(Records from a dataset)
Content starts

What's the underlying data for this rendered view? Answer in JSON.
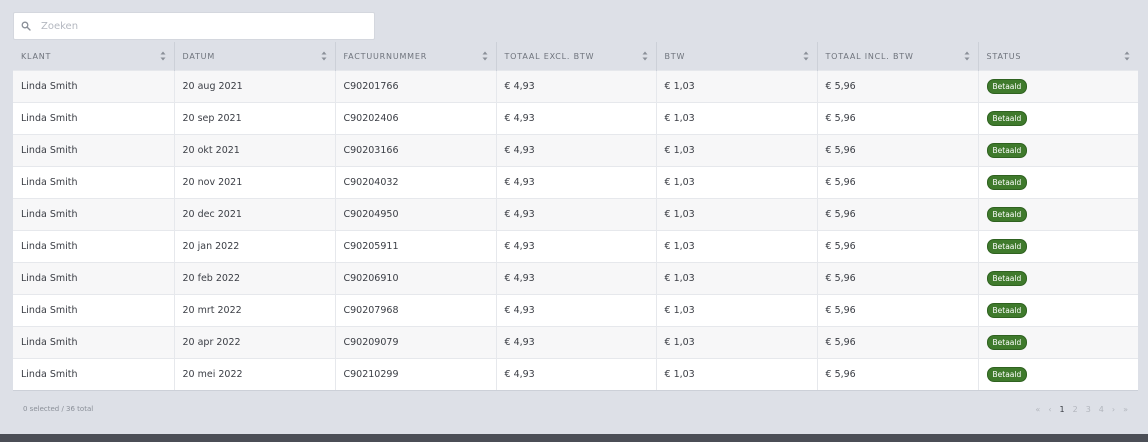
{
  "search": {
    "placeholder": "Zoeken"
  },
  "table": {
    "columns": [
      "KLANT",
      "DATUM",
      "FACTUURNUMMER",
      "TOTAAL EXCL. BTW",
      "BTW",
      "TOTAAL INCL. BTW",
      "STATUS"
    ],
    "rows": [
      [
        "Linda Smith",
        "20 aug 2021",
        "C90201766",
        "€ 4,93",
        "€ 1,03",
        "€ 5,96",
        "Betaald"
      ],
      [
        "Linda Smith",
        "20 sep 2021",
        "C90202406",
        "€ 4,93",
        "€ 1,03",
        "€ 5,96",
        "Betaald"
      ],
      [
        "Linda Smith",
        "20 okt 2021",
        "C90203166",
        "€ 4,93",
        "€ 1,03",
        "€ 5,96",
        "Betaald"
      ],
      [
        "Linda Smith",
        "20 nov 2021",
        "C90204032",
        "€ 4,93",
        "€ 1,03",
        "€ 5,96",
        "Betaald"
      ],
      [
        "Linda Smith",
        "20 dec 2021",
        "C90204950",
        "€ 4,93",
        "€ 1,03",
        "€ 5,96",
        "Betaald"
      ],
      [
        "Linda Smith",
        "20 jan 2022",
        "C90205911",
        "€ 4,93",
        "€ 1,03",
        "€ 5,96",
        "Betaald"
      ],
      [
        "Linda Smith",
        "20 feb 2022",
        "C90206910",
        "€ 4,93",
        "€ 1,03",
        "€ 5,96",
        "Betaald"
      ],
      [
        "Linda Smith",
        "20 mrt 2022",
        "C90207968",
        "€ 4,93",
        "€ 1,03",
        "€ 5,96",
        "Betaald"
      ],
      [
        "Linda Smith",
        "20 apr 2022",
        "C90209079",
        "€ 4,93",
        "€ 1,03",
        "€ 5,96",
        "Betaald"
      ],
      [
        "Linda Smith",
        "20 mei 2022",
        "C90210299",
        "€ 4,93",
        "€ 1,03",
        "€ 5,96",
        "Betaald"
      ]
    ]
  },
  "footer": {
    "selection_text": "0 selected / 36 total",
    "pagination": {
      "first": "«",
      "prev": "‹",
      "pages": [
        "1",
        "2",
        "3",
        "4"
      ],
      "current": "1",
      "next": "›",
      "last": "»"
    }
  },
  "colors": {
    "status_paid": "#3f7a2c",
    "background": "#dde0e7"
  },
  "icons": {
    "search": "search-icon",
    "sort": "sort-icon"
  }
}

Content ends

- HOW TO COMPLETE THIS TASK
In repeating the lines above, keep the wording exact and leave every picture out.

- WRITTEN SOLUTION
What's the underlying data for this rendered view? Answer in JSON.
{
  "search": {
    "placeholder": "Zoeken"
  },
  "table": {
    "columns": [
      "KLANT",
      "DATUM",
      "FACTUURNUMMER",
      "TOTAAL EXCL. BTW",
      "BTW",
      "TOTAAL INCL. BTW",
      "STATUS"
    ],
    "rows": [
      [
        "Linda Smith",
        "20 aug 2021",
        "C90201766",
        "€ 4,93",
        "€ 1,03",
        "€ 5,96",
        "Betaald"
      ],
      [
        "Linda Smith",
        "20 sep 2021",
        "C90202406",
        "€ 4,93",
        "€ 1,03",
        "€ 5,96",
        "Betaald"
      ],
      [
        "Linda Smith",
        "20 okt 2021",
        "C90203166",
        "€ 4,93",
        "€ 1,03",
        "€ 5,96",
        "Betaald"
      ],
      [
        "Linda Smith",
        "20 nov 2021",
        "C90204032",
        "€ 4,93",
        "€ 1,03",
        "€ 5,96",
        "Betaald"
      ],
      [
        "Linda Smith",
        "20 dec 2021",
        "C90204950",
        "€ 4,93",
        "€ 1,03",
        "€ 5,96",
        "Betaald"
      ],
      [
        "Linda Smith",
        "20 jan 2022",
        "C90205911",
        "€ 4,93",
        "€ 1,03",
        "€ 5,96",
        "Betaald"
      ],
      [
        "Linda Smith",
        "20 feb 2022",
        "C90206910",
        "€ 4,93",
        "€ 1,03",
        "€ 5,96",
        "Betaald"
      ],
      [
        "Linda Smith",
        "20 mrt 2022",
        "C90207968",
        "€ 4,93",
        "€ 1,03",
        "€ 5,96",
        "Betaald"
      ],
      [
        "Linda Smith",
        "20 apr 2022",
        "C90209079",
        "€ 4,93",
        "€ 1,03",
        "€ 5,96",
        "Betaald"
      ],
      [
        "Linda Smith",
        "20 mei 2022",
        "C90210299",
        "€ 4,93",
        "€ 1,03",
        "€ 5,96",
        "Betaald"
      ]
    ]
  },
  "footer": {
    "selection_text": "0 selected / 36 total",
    "pagination": {
      "first": "«",
      "prev": "‹",
      "pages": [
        "1",
        "2",
        "3",
        "4"
      ],
      "current": "1",
      "next": "›",
      "last": "»"
    }
  },
  "colors": {
    "status_paid": "#3f7a2c",
    "background": "#dde0e7"
  },
  "icons": {
    "search": "search-icon",
    "sort": "sort-icon"
  }
}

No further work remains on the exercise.